Exercise
Could you retype every record below exactly as it appears?

Record extracts
• • • • •
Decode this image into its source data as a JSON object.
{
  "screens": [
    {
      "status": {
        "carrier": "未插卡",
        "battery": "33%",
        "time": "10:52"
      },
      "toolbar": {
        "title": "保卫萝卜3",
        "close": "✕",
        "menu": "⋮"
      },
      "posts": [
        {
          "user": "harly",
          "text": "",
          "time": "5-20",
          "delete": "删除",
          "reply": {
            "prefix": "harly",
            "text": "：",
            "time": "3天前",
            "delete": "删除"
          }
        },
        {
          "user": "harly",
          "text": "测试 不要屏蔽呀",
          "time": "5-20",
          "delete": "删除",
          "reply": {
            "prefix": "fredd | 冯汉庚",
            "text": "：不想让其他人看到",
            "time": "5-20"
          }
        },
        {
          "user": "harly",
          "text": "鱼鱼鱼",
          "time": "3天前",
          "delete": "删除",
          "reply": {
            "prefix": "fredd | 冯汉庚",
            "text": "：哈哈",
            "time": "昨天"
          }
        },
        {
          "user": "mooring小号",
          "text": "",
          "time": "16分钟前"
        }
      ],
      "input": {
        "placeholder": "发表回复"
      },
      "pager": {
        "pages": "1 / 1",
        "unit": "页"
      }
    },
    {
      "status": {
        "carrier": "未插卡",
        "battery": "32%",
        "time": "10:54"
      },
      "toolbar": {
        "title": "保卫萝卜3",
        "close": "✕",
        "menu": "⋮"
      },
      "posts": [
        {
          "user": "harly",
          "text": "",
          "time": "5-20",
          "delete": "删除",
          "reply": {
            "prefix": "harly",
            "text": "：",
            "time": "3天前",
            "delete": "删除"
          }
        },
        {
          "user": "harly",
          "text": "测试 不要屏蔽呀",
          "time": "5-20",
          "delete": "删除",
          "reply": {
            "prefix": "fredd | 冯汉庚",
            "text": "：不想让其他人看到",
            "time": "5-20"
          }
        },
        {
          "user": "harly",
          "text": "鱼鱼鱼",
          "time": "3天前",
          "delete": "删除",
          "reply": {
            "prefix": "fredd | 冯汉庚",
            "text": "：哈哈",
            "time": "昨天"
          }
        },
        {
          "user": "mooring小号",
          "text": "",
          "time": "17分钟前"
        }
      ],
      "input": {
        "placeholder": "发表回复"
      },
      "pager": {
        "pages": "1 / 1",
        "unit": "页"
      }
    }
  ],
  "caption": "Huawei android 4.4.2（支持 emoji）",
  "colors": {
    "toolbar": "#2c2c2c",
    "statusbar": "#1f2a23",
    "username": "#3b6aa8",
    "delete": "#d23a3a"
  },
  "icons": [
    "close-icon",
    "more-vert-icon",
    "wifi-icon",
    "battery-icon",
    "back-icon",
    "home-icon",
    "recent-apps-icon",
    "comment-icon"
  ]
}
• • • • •
Written solution
Decode this image into its source data as a JSON object.
{
  "screens": [
    {
      "status": {
        "carrier": "未插卡",
        "battery": "33%",
        "time": "10:52"
      },
      "toolbar": {
        "title": "保卫萝卜3",
        "close": "✕",
        "menu": "⋮"
      },
      "posts": [
        {
          "user": "harly",
          "text": "",
          "time": "5-20",
          "delete": "删除",
          "reply": {
            "prefix": "harly",
            "text": "：",
            "time": "3天前",
            "delete": "删除"
          }
        },
        {
          "user": "harly",
          "text": "测试 不要屏蔽呀",
          "time": "5-20",
          "delete": "删除",
          "reply": {
            "prefix": "fredd | 冯汉庚",
            "text": "：不想让其他人看到",
            "time": "5-20"
          }
        },
        {
          "user": "harly",
          "text": "鱼鱼鱼",
          "time": "3天前",
          "delete": "删除",
          "reply": {
            "prefix": "fredd | 冯汉庚",
            "text": "：哈哈",
            "time": "昨天"
          }
        },
        {
          "user": "mooring小号",
          "text": "",
          "time": "16分钟前"
        }
      ],
      "input": {
        "placeholder": "发表回复"
      },
      "pager": {
        "pages": "1 / 1",
        "unit": "页"
      }
    },
    {
      "status": {
        "carrier": "未插卡",
        "battery": "32%",
        "time": "10:54"
      },
      "toolbar": {
        "title": "保卫萝卜3",
        "close": "✕",
        "menu": "⋮"
      },
      "posts": [
        {
          "user": "harly",
          "text": "",
          "time": "5-20",
          "delete": "删除",
          "reply": {
            "prefix": "harly",
            "text": "：",
            "time": "3天前",
            "delete": "删除"
          }
        },
        {
          "user": "harly",
          "text": "测试 不要屏蔽呀",
          "time": "5-20",
          "delete": "删除",
          "reply": {
            "prefix": "fredd | 冯汉庚",
            "text": "：不想让其他人看到",
            "time": "5-20"
          }
        },
        {
          "user": "harly",
          "text": "鱼鱼鱼",
          "time": "3天前",
          "delete": "删除",
          "reply": {
            "prefix": "fredd | 冯汉庚",
            "text": "：哈哈",
            "time": "昨天"
          }
        },
        {
          "user": "mooring小号",
          "text": "",
          "time": "17分钟前"
        }
      ],
      "input": {
        "placeholder": "发表回复"
      },
      "pager": {
        "pages": "1 / 1",
        "unit": "页"
      }
    }
  ],
  "caption": "Huawei android 4.4.2（支持 emoji）",
  "colors": {
    "toolbar": "#2c2c2c",
    "statusbar": "#1f2a23",
    "username": "#3b6aa8",
    "delete": "#d23a3a"
  },
  "icons": [
    "close-icon",
    "more-vert-icon",
    "wifi-icon",
    "battery-icon",
    "back-icon",
    "home-icon",
    "recent-apps-icon",
    "comment-icon"
  ]
}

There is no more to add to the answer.